Mount Herzl - Jerusalem

Mt. Herzl is named after Binyamin Ze'ev (Theodore) Herzl, visionary of the Jewish State. It is a site of major national importance for Israel and the Jewish people. It is here that Herzl is buried along with Israel's presidents, prime ministers, speakers of Knesset, leaders of the Zionist Movement, members of Herzl's family, and other dignitaries decided upon by the government. It is also the site of the annual official state ceremony marking the conclusion of Memorial Day for Israel's fallen and the commencement of Israel's Independence Day festivities.

Along the northern slopes of Mount Herzl, stretches Jerusalem's Military Cemetery. On its western face, sits the Yad Vashem Holocaust memorial. Together, these three sites give expression the major and tumultuous events that led to the establishment of the State of Israel just half a century after Herzl himself first envisioned it.

Binyamin Ze'ev (Theodor) Herzl was born in 1860. In the year 1886 he published his book The Jewish State in which he presented his vision for the establishment of an independent state for the Jewish people. A year later, in 1897, he convened the First Zionist Congress, at which the World Zionist Organization was founded and the Basel Program - the political platform for the revival of the Jewish people in a state of their own in the Land of Israel - was adopted.

Herzl died in 1904 at the age of 44 and was buried in Vienna. In his will he requested to be interred, along with the members of his family, in the Land of Israel following the establishment of a Jewish state. On August 17, 1949, his last wishes were honored as his coffin was laid to rest ceremoniously on Mount Herzl. Each year since then, an official state ceremony in his memory is held on the anniversary of his death, the 20th of Tamuz.

Herzl's tomb lies on the crest of the mountain range overlooking the Judean hills on one side, and both old and new Jerusalem on the other. The tombstone itself is constructed of black marble with only the four Hebrew letters of Herzl's name engraved on it.

At the entrance to the site stands the Herzl Museum, housing a rare collection of photographs, documents, and diary entries, as well as the original handwritten manuscripts of his books Altneuland and The Jewish State. A central exhibit in the museum is the reconstruction of Herzl's Vienna study, with much of its furnishings and original objects intact.

The Museum is temporarily closed in order to permit a major renovation , which will include the introduction of interactive multimedia and advanced technology. It is scheduled to reopen in December 2004, marking the occasion of 100 years since Herzl's death.
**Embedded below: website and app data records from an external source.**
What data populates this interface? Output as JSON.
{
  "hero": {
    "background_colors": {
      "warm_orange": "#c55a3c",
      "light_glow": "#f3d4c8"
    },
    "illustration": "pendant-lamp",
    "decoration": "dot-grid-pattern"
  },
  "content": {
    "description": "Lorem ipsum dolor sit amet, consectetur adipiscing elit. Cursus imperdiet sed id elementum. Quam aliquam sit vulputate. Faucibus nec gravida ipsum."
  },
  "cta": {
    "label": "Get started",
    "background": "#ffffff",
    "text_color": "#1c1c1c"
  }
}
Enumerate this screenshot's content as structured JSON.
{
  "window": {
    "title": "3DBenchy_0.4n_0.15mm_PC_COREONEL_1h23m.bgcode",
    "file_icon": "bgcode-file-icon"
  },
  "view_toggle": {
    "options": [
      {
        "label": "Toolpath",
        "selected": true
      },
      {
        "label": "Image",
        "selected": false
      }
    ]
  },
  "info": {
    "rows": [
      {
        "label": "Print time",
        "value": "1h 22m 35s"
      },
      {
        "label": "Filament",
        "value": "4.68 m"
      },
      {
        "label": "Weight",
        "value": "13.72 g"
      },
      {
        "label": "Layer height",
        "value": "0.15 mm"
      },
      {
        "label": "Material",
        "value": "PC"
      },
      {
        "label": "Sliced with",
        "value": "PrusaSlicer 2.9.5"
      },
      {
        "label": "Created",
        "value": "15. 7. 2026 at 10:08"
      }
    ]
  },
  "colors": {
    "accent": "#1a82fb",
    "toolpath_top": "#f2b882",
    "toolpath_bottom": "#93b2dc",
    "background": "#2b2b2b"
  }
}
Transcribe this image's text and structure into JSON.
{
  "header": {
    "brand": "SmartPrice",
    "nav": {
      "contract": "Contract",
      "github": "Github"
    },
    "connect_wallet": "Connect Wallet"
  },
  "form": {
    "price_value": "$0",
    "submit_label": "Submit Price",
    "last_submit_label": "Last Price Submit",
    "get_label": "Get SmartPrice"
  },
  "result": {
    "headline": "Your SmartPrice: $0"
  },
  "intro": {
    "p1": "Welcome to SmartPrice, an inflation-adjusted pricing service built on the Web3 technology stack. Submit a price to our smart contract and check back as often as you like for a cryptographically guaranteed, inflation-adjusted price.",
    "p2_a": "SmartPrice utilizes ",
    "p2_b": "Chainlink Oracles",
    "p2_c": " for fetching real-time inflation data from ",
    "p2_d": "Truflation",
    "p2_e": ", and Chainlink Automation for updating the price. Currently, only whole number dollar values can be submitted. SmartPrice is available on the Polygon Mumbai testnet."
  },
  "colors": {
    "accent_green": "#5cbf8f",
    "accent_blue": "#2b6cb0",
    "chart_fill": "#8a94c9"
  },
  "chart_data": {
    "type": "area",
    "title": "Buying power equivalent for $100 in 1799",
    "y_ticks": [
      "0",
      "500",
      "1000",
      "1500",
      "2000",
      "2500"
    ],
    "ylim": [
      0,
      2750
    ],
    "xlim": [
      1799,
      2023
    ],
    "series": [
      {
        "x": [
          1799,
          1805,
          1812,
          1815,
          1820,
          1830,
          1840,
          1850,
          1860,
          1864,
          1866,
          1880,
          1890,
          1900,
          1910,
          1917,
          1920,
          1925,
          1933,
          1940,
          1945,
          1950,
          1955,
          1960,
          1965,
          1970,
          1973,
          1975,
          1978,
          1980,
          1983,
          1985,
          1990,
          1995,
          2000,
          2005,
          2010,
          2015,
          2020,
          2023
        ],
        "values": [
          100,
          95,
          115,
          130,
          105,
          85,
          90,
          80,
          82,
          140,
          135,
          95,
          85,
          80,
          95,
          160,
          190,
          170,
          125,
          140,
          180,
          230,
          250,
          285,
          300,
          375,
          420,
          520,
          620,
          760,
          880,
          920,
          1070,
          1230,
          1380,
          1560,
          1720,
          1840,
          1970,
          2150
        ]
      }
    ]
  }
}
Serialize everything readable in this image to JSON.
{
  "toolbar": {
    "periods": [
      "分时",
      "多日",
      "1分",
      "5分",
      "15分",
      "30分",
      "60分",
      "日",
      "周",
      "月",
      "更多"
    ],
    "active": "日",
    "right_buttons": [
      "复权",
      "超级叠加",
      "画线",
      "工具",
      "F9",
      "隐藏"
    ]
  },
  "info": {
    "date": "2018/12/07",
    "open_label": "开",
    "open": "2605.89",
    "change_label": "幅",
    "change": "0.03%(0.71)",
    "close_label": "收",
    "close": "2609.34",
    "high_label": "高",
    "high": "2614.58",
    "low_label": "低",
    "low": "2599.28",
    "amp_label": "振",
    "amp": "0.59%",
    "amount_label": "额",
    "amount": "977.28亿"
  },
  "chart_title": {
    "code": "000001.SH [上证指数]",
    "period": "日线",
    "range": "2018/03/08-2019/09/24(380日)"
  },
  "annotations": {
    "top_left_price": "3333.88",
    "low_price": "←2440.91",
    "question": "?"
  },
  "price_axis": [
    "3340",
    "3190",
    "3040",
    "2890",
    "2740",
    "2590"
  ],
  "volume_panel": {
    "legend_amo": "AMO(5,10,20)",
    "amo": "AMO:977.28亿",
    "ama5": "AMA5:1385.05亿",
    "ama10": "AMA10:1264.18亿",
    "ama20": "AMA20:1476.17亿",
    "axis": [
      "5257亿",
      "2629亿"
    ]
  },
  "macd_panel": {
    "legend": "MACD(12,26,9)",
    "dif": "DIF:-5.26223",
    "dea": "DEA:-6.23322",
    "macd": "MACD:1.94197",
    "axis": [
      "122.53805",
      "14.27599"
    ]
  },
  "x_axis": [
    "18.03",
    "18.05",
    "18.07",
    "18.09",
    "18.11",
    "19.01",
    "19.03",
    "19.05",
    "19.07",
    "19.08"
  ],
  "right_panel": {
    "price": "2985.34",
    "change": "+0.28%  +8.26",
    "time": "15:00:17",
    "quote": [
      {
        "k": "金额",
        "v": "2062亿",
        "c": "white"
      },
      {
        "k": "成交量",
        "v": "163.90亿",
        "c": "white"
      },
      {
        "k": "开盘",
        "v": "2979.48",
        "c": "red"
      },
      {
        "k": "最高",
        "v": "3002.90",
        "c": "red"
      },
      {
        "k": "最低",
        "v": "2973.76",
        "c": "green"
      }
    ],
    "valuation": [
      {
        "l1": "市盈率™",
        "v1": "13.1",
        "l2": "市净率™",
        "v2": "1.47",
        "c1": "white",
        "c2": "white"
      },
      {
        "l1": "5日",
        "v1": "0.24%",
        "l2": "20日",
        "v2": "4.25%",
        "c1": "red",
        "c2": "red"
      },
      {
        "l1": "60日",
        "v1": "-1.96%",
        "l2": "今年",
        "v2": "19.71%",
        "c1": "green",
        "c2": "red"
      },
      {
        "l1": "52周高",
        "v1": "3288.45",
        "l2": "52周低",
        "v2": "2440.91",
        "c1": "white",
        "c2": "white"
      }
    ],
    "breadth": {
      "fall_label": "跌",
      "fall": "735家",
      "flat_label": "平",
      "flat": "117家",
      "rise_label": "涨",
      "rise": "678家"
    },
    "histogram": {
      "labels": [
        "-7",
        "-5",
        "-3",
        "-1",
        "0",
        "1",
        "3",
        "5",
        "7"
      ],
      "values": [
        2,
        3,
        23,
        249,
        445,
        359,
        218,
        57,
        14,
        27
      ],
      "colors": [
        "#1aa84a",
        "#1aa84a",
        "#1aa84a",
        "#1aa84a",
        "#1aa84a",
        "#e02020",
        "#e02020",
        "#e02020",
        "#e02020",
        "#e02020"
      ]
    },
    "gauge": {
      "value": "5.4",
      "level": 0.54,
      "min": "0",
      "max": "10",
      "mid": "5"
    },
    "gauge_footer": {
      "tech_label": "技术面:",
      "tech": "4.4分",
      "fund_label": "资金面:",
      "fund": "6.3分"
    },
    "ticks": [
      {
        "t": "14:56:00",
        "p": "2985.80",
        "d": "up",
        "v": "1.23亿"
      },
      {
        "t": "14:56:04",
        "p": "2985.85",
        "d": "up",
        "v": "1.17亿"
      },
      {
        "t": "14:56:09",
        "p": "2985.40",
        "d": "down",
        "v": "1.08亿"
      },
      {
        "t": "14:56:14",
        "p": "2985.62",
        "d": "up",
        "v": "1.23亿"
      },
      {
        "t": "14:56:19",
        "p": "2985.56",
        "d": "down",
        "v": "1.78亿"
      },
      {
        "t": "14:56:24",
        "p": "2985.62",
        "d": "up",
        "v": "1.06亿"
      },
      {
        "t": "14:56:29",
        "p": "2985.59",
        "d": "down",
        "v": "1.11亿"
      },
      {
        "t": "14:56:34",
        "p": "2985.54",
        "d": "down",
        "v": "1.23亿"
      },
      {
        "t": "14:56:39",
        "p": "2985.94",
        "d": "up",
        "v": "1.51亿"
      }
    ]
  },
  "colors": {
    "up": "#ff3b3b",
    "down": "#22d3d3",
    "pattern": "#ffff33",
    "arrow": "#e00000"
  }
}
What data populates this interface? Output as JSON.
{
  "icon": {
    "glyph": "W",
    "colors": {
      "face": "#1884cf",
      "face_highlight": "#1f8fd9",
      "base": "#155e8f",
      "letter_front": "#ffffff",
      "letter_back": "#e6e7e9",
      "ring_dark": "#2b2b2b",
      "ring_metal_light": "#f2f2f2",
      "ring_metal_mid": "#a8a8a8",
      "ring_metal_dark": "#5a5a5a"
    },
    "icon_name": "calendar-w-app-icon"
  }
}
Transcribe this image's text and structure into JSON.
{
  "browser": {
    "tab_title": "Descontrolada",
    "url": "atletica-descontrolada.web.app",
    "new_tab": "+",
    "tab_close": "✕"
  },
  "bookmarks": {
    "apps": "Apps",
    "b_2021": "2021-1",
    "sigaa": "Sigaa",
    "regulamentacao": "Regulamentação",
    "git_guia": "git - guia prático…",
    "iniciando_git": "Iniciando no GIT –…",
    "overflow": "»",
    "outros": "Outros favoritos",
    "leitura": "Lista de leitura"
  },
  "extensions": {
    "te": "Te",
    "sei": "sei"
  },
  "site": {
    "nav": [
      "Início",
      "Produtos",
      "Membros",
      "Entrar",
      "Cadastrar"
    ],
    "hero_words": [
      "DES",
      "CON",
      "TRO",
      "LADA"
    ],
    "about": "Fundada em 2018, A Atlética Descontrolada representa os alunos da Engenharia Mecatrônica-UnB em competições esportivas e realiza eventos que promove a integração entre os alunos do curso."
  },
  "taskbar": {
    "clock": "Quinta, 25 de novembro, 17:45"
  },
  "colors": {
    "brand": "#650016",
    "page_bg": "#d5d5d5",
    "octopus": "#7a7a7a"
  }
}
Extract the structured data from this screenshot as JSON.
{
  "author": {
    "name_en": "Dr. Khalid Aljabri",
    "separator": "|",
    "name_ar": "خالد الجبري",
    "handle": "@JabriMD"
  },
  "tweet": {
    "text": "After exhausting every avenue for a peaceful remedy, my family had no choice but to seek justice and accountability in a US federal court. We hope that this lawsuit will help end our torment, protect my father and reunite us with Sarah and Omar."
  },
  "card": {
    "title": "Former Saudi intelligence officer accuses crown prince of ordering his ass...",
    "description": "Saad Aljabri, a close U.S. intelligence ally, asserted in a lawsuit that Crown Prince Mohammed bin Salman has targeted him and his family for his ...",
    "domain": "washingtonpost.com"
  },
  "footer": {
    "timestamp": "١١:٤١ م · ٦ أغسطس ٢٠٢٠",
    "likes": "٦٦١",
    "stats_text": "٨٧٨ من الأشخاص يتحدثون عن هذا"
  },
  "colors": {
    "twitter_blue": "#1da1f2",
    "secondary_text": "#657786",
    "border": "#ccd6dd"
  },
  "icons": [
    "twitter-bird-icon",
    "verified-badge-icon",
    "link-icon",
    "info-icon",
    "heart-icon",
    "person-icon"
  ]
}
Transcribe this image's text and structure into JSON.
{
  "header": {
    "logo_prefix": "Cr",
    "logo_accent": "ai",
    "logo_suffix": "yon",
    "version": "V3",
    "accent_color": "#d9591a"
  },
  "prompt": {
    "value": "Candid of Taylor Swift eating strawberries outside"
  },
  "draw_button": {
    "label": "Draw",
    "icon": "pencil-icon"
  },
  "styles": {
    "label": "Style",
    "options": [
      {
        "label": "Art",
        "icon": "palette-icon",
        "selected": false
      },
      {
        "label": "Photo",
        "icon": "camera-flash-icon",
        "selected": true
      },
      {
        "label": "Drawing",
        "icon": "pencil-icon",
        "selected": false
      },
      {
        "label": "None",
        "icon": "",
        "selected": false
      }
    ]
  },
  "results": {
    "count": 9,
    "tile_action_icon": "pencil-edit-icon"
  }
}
The World Zionist Organization is the authority vested with the official responsibility for developing and maintaining this site.